_PROVIDED RECORDS_:
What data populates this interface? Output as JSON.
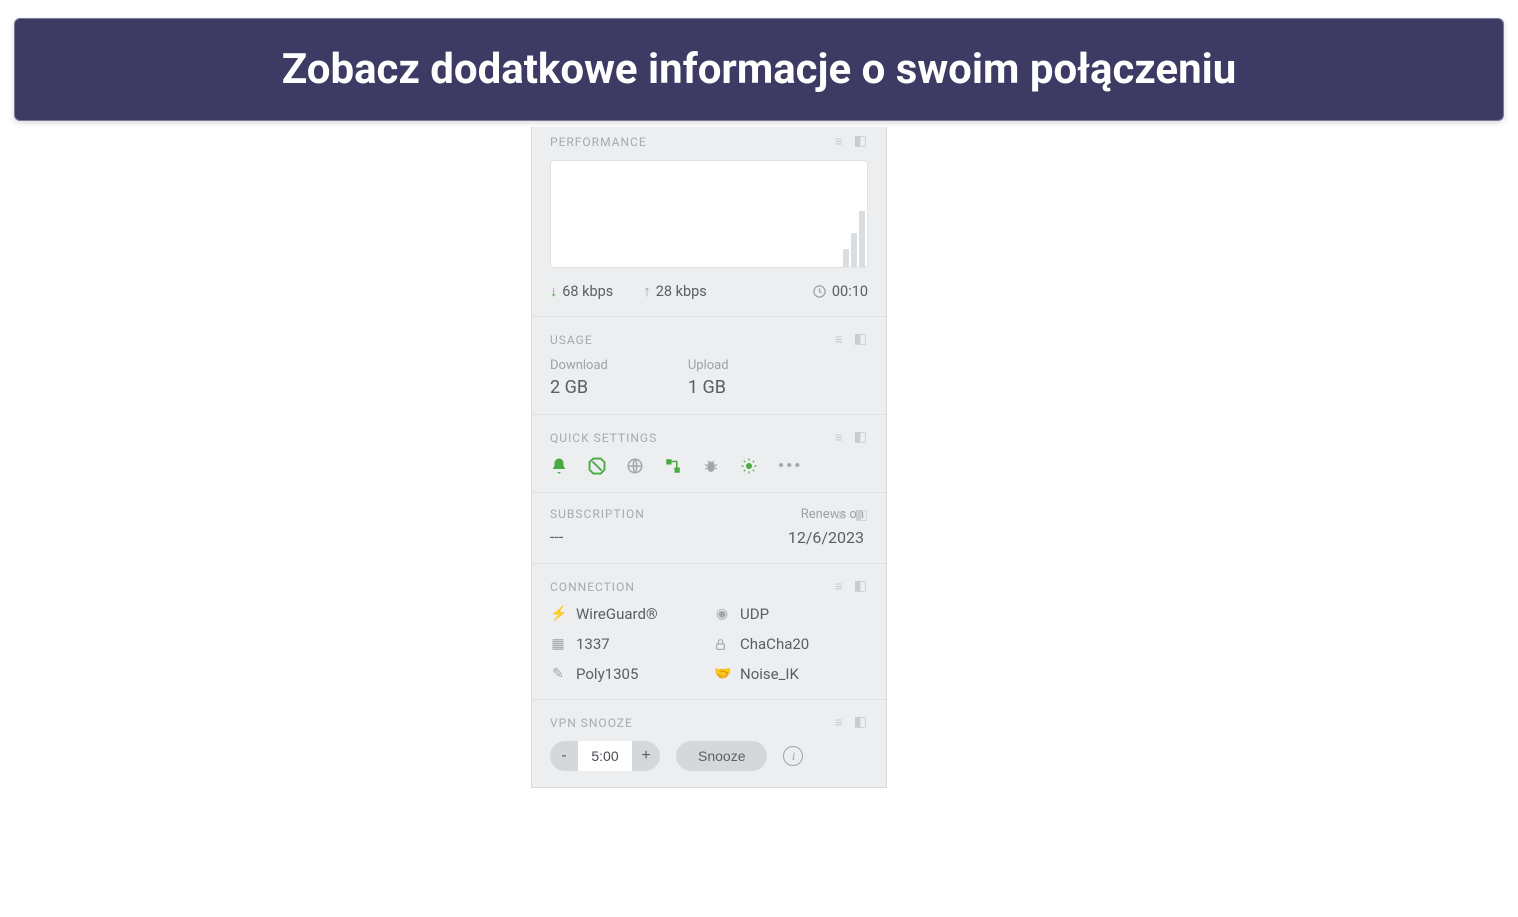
{
  "banner": {
    "title": "Zobacz dodatkowe informacje o swoim połączeniu"
  },
  "performance": {
    "header": "PERFORMANCE",
    "download_rate": "68 kbps",
    "upload_rate": "28 kbps",
    "duration": "00:10"
  },
  "usage": {
    "header": "USAGE",
    "download_label": "Download",
    "download_value": "2 GB",
    "upload_label": "Upload",
    "upload_value": "1 GB"
  },
  "quick_settings": {
    "header": "QUICK SETTINGS",
    "icons": [
      "bell",
      "block",
      "globe",
      "network",
      "bug",
      "light",
      "more"
    ]
  },
  "subscription": {
    "header": "SUBSCRIPTION",
    "plan": "---",
    "renews_label": "Renews on",
    "renews_date": "12/6/2023"
  },
  "connection": {
    "header": "CONNECTION",
    "items": [
      {
        "icon": "plug",
        "value": "WireGuard®"
      },
      {
        "icon": "disk",
        "value": "UDP"
      },
      {
        "icon": "port",
        "value": "1337"
      },
      {
        "icon": "lock",
        "value": "ChaCha20"
      },
      {
        "icon": "key",
        "value": "Poly1305"
      },
      {
        "icon": "hand",
        "value": "Noise_IK"
      }
    ]
  },
  "snooze": {
    "header": "VPN SNOOZE",
    "minus": "-",
    "time": "5:00",
    "plus": "+",
    "button": "Snooze"
  }
}
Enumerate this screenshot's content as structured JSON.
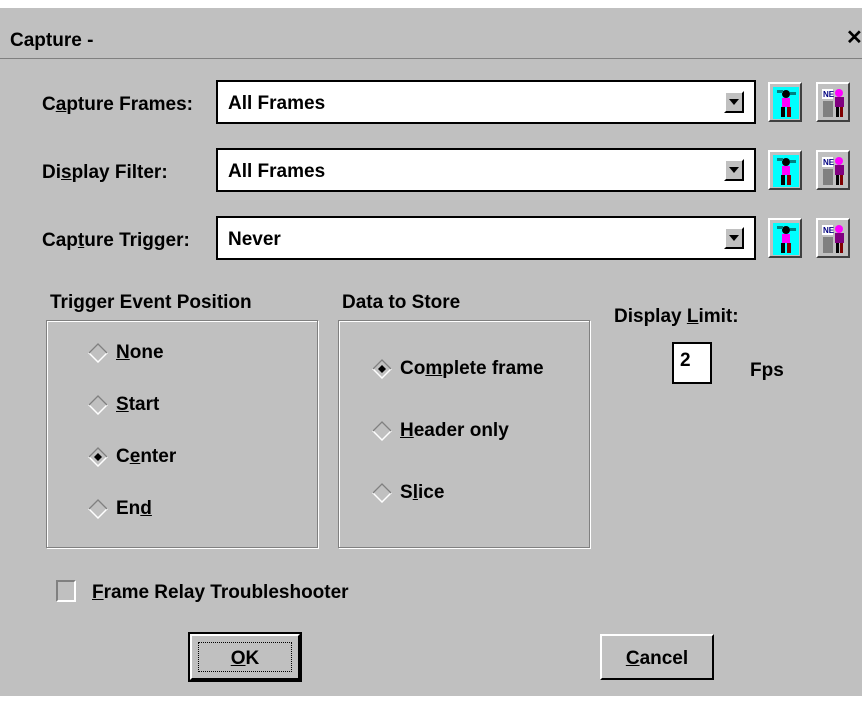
{
  "window": {
    "title": "Capture -",
    "close_glyph": "✕"
  },
  "rows": [
    {
      "label_pre": "C",
      "label_u": "a",
      "label_post": "pture Frames:",
      "value": "All Frames"
    },
    {
      "label_pre": "Di",
      "label_u": "s",
      "label_post": "play Filter:",
      "value": "All Frames"
    },
    {
      "label_pre": "Cap",
      "label_u": "t",
      "label_post": "ure Trigger:",
      "value": "Never"
    }
  ],
  "icons": {
    "left": "capture-person-icon",
    "right": "network-filter-icon"
  },
  "trigger_group": {
    "title": "Trigger Event Position",
    "options": [
      {
        "pre": "",
        "u": "N",
        "post": "one",
        "selected": false
      },
      {
        "pre": "",
        "u": "S",
        "post": "tart",
        "selected": false
      },
      {
        "pre": "C",
        "u": "e",
        "post": "nter",
        "selected": true
      },
      {
        "pre": "En",
        "u": "d",
        "post": "",
        "selected": false
      }
    ]
  },
  "store_group": {
    "title": "Data to Store",
    "options": [
      {
        "pre": "Co",
        "u": "m",
        "post": "plete frame",
        "selected": true
      },
      {
        "pre": "",
        "u": "H",
        "post": "eader only",
        "selected": false
      },
      {
        "pre": "S",
        "u": "l",
        "post": "ice",
        "selected": false
      }
    ]
  },
  "display_limit": {
    "label_pre": "Display ",
    "label_u": "L",
    "label_post": "imit:",
    "value": "2",
    "unit": "Fps"
  },
  "checkbox": {
    "pre": "",
    "u": "F",
    "post": "rame Relay Troubleshooter",
    "checked": false
  },
  "buttons": {
    "ok": {
      "pre": "",
      "u": "O",
      "post": "K"
    },
    "cancel": {
      "pre": "",
      "u": "C",
      "post": "ancel"
    }
  }
}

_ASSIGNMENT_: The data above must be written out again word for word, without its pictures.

_ANSWER TO THIS TASK_:
What data populates this interface? Output as JSON.
{
  "banner": {
    "title": "Zobacz dodatkowe informacje o swoim połączeniu"
  },
  "performance": {
    "header": "PERFORMANCE",
    "download_rate": "68 kbps",
    "upload_rate": "28 kbps",
    "duration": "00:10"
  },
  "usage": {
    "header": "USAGE",
    "download_label": "Download",
    "download_value": "2 GB",
    "upload_label": "Upload",
    "upload_value": "1 GB"
  },
  "quick_settings": {
    "header": "QUICK SETTINGS",
    "icons": [
      "bell",
      "block",
      "globe",
      "network",
      "bug",
      "light",
      "more"
    ]
  },
  "subscription": {
    "header": "SUBSCRIPTION",
    "plan": "---",
    "renews_label": "Renews on",
    "renews_date": "12/6/2023"
  },
  "connection": {
    "header": "CONNECTION",
    "items": [
      {
        "icon": "plug",
        "value": "WireGuard®"
      },
      {
        "icon": "disk",
        "value": "UDP"
      },
      {
        "icon": "port",
        "value": "1337"
      },
      {
        "icon": "lock",
        "value": "ChaCha20"
      },
      {
        "icon": "key",
        "value": "Poly1305"
      },
      {
        "icon": "hand",
        "value": "Noise_IK"
      }
    ]
  },
  "snooze": {
    "header": "VPN SNOOZE",
    "minus": "-",
    "time": "5:00",
    "plus": "+",
    "button": "Snooze"
  }
}
Enumerate this screenshot's content as structured JSON.
{
  "window": {
    "title": "Capture -",
    "close_glyph": "✕"
  },
  "rows": [
    {
      "label_pre": "C",
      "label_u": "a",
      "label_post": "pture Frames:",
      "value": "All Frames"
    },
    {
      "label_pre": "Di",
      "label_u": "s",
      "label_post": "play Filter:",
      "value": "All Frames"
    },
    {
      "label_pre": "Cap",
      "label_u": "t",
      "label_post": "ure Trigger:",
      "value": "Never"
    }
  ],
  "icons": {
    "left": "capture-person-icon",
    "right": "network-filter-icon"
  },
  "trigger_group": {
    "title": "Trigger Event Position",
    "options": [
      {
        "pre": "",
        "u": "N",
        "post": "one",
        "selected": false
      },
      {
        "pre": "",
        "u": "S",
        "post": "tart",
        "selected": false
      },
      {
        "pre": "C",
        "u": "e",
        "post": "nter",
        "selected": true
      },
      {
        "pre": "En",
        "u": "d",
        "post": "",
        "selected": false
      }
    ]
  },
  "store_group": {
    "title": "Data to Store",
    "options": [
      {
        "pre": "Co",
        "u": "m",
        "post": "plete frame",
        "selected": true
      },
      {
        "pre": "",
        "u": "H",
        "post": "eader only",
        "selected": false
      },
      {
        "pre": "S",
        "u": "l",
        "post": "ice",
        "selected": false
      }
    ]
  },
  "display_limit": {
    "label_pre": "Display ",
    "label_u": "L",
    "label_post": "imit:",
    "value": "2",
    "unit": "Fps"
  },
  "checkbox": {
    "pre": "",
    "u": "F",
    "post": "rame Relay Troubleshooter",
    "checked": false
  },
  "buttons": {
    "ok": {
      "pre": "",
      "u": "O",
      "post": "K"
    },
    "cancel": {
      "pre": "",
      "u": "C",
      "post": "ancel"
    }
  }
}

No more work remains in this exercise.